“When I was younger, I’d always wanted to go against Connor because I knew that it was going to make me better,” Dermott said. “When you are going against the best player out there, you’re always learning things about your game. The same goes with going against Matthews. I know every time I’m going against them I’m getting better.”
Dermott said the Toronto forwards will have to help slow McDavid before he gets into high gear because his elite speed is difficult to handle.
“Both of those guys can be exciting to watch, especially this season with how many times we get to play each other,” he said. “I think it’s going to be pretty special for fans.”
Joseph, who played 943 NHL games, knows McDavid well from when he was a linemate of Joseph’s son, Tristan, in minor hockey and lacrosse. The boys often played shinny at the custom-made rink Joseph had inside a barn at his ranch north of Toronto.
Joseph is now an ambassador with the Maple Leafs and also well acquainted with Matthews’ talents.
“Connor’s always been a Houdini with the puck,” Joseph said. “He was a phenom the moment I saw him. He was always a special talent, two or three years ahead of his age group. And Auston (6-foot-3, 220 pounds) is just such a physical specimen, a combination of size, strength and skill. Impressive.”
It’s the type of elite matchup that has Keefe intrigued, even with having to devise a game plan to try to slow McDavid down.

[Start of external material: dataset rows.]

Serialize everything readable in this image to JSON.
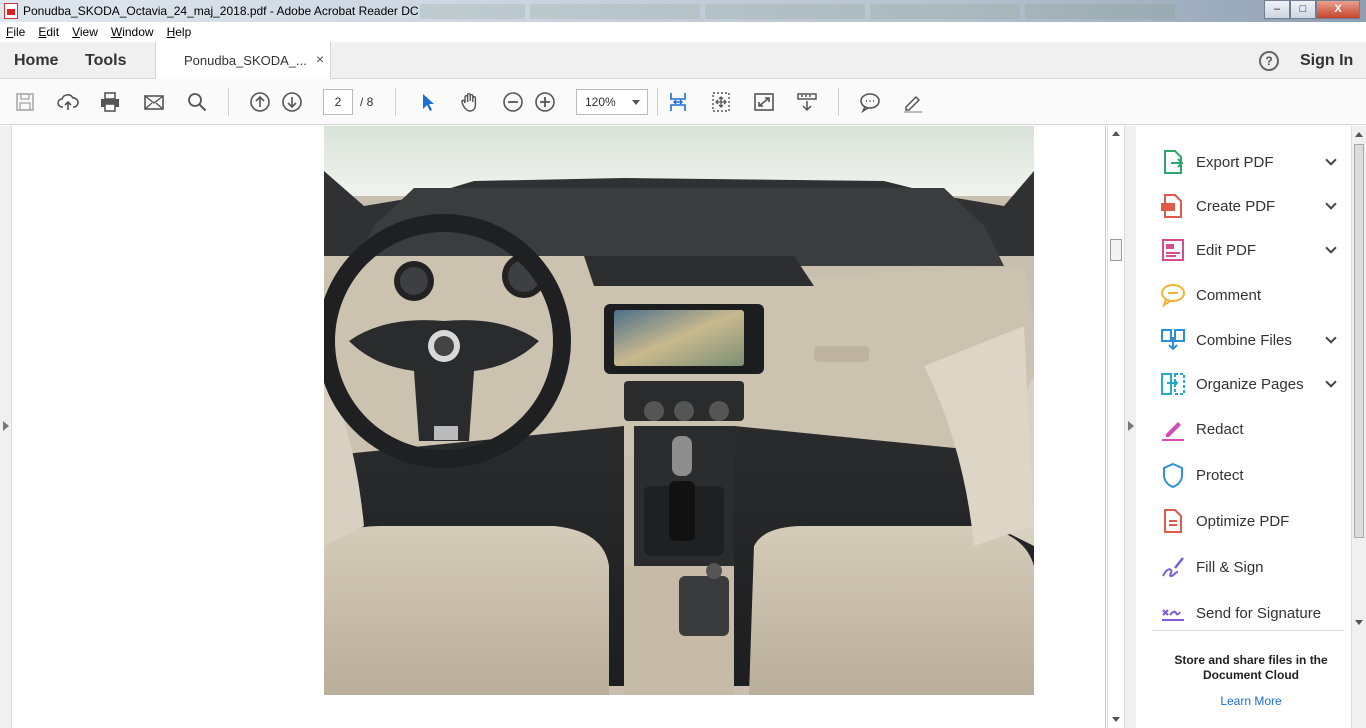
{
  "window": {
    "title": "Ponudba_SKODA_Octavia_24_maj_2018.pdf - Adobe Acrobat Reader DC",
    "buttons": {
      "minimize": "–",
      "maximize": "□",
      "close": "X"
    }
  },
  "menu": [
    "File",
    "Edit",
    "View",
    "Window",
    "Help"
  ],
  "tabs": {
    "home": "Home",
    "tools": "Tools",
    "document": "Ponudba_SKODA_...",
    "close_glyph": "×",
    "help_glyph": "?",
    "sign_in": "Sign In"
  },
  "toolbar": {
    "current_page": "2",
    "total_pages": "/ 8",
    "zoom": "120%"
  },
  "tools_pane": {
    "items": [
      {
        "label": "Export PDF",
        "expandable": true,
        "icon": "export-pdf-icon",
        "color": "#2da86a"
      },
      {
        "label": "Create PDF",
        "expandable": true,
        "icon": "create-pdf-icon",
        "color": "#e05a4a"
      },
      {
        "label": "Edit PDF",
        "expandable": true,
        "icon": "edit-pdf-icon",
        "color": "#d44d8c"
      },
      {
        "label": "Comment",
        "expandable": false,
        "icon": "comment-icon",
        "color": "#f2b531"
      },
      {
        "label": "Combine Files",
        "expandable": true,
        "icon": "combine-files-icon",
        "color": "#2c8fd8"
      },
      {
        "label": "Organize Pages",
        "expandable": true,
        "icon": "organize-pages-icon",
        "color": "#27a8c9"
      },
      {
        "label": "Redact",
        "expandable": false,
        "icon": "redact-icon",
        "color": "#d44db5"
      },
      {
        "label": "Protect",
        "expandable": false,
        "icon": "protect-icon",
        "color": "#2c8fd8"
      },
      {
        "label": "Optimize PDF",
        "expandable": false,
        "icon": "optimize-pdf-icon",
        "color": "#e05a4a"
      },
      {
        "label": "Fill & Sign",
        "expandable": false,
        "icon": "fill-sign-icon",
        "color": "#7b5fd6"
      },
      {
        "label": "Send for Signature",
        "expandable": false,
        "icon": "send-signature-icon",
        "color": "#7b5fd6"
      }
    ],
    "cloud_title": "Store and share files in the Document Cloud",
    "learn_more": "Learn More"
  }
}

“They are special talents,” Keefe said. “It’s fun, in our case, to coach Auston. But just to be behind the bench for these games is great.”